Alex McKechnie may be known to some readers as half of Barbed (with Alex Burrow) in the 1990s, when they made a form of electronic music described as “leftfield” by those in the know; actually I would be interested to hear their self-titled record which they made for These in 1994. There may also have been a brief connection with the band Add N To X, with whom both Alexes played for about one year, before that band signed to Mute with their loathsome formulaic approach to avant-garde electronica.

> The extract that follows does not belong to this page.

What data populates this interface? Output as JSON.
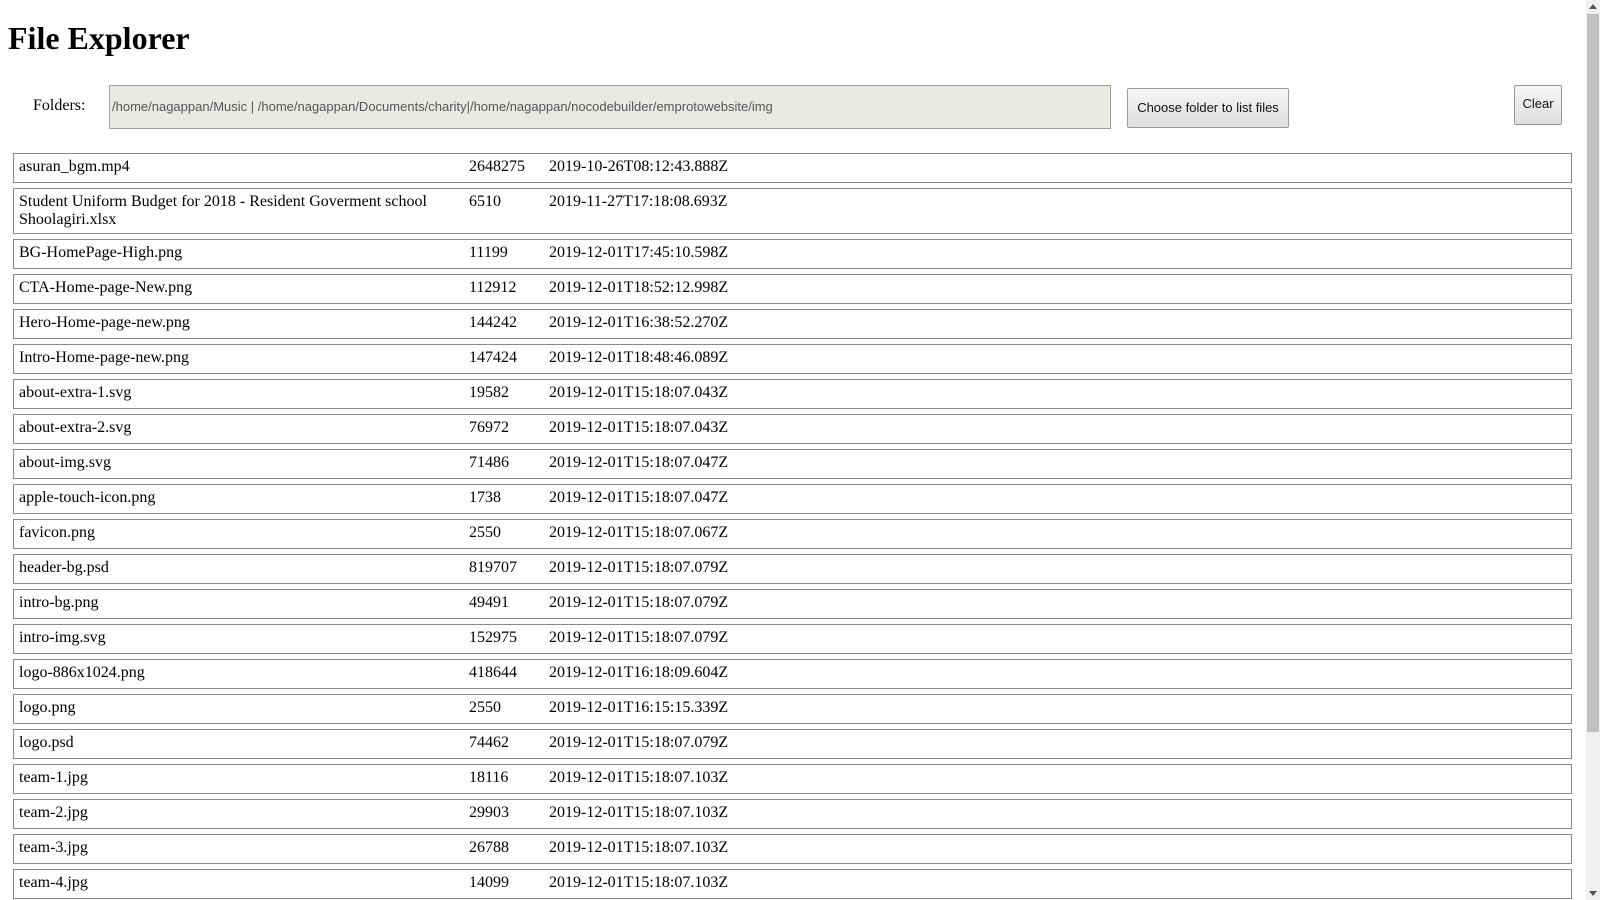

Before us today is a solo record by Alex McKechnie called Degrees Of Latitude (NO LABEL), which I gather is produced by a computer program which Alex wrote himself, in the C-sharp language (he has a day job at Weymouth College lecturing in digital arts). This program – not even named in the notes, as its creator seems oddly diffident about his accomplishments – evidently does its job in the composition and sequencing department, taking away much of the hard labour which I assume is attached to programming a synthesizer to play this way. It seems he turned to this method from a sense of personal dissatisfaction with the way that electronic music is generally produced just now; too much “modular jamming”, whatever that may entail. Alex wanted simplicity. Degrees Of Latitude is the result.
I’ve been trying hard to find more substance in it, especially since its creator evinces interest in serious composers like Xenakis and Laurie Spiegel (the American minimalist who’s been hot stuff ever since that 2-disc set came out on Unseen Worlds in 2012). But the record just strikes me as pleasant, unchallenging, wallpaper music. In its favour, Degrees Of Latitude is not just endless free-form droning, rather it’s fast-moving and quite complex arpeggiated runs of notes that evidently took some effort to construct, or at least can be reckoned as the fruit of much programming and coding. But they don’t really amount to satisfying melodies, in the way that the music of Steve Reich or Philip Glass does, and they just tinkle along merrily for 5-6 minutes at a time until they stop, leaving little impression behind. (24/10/2019)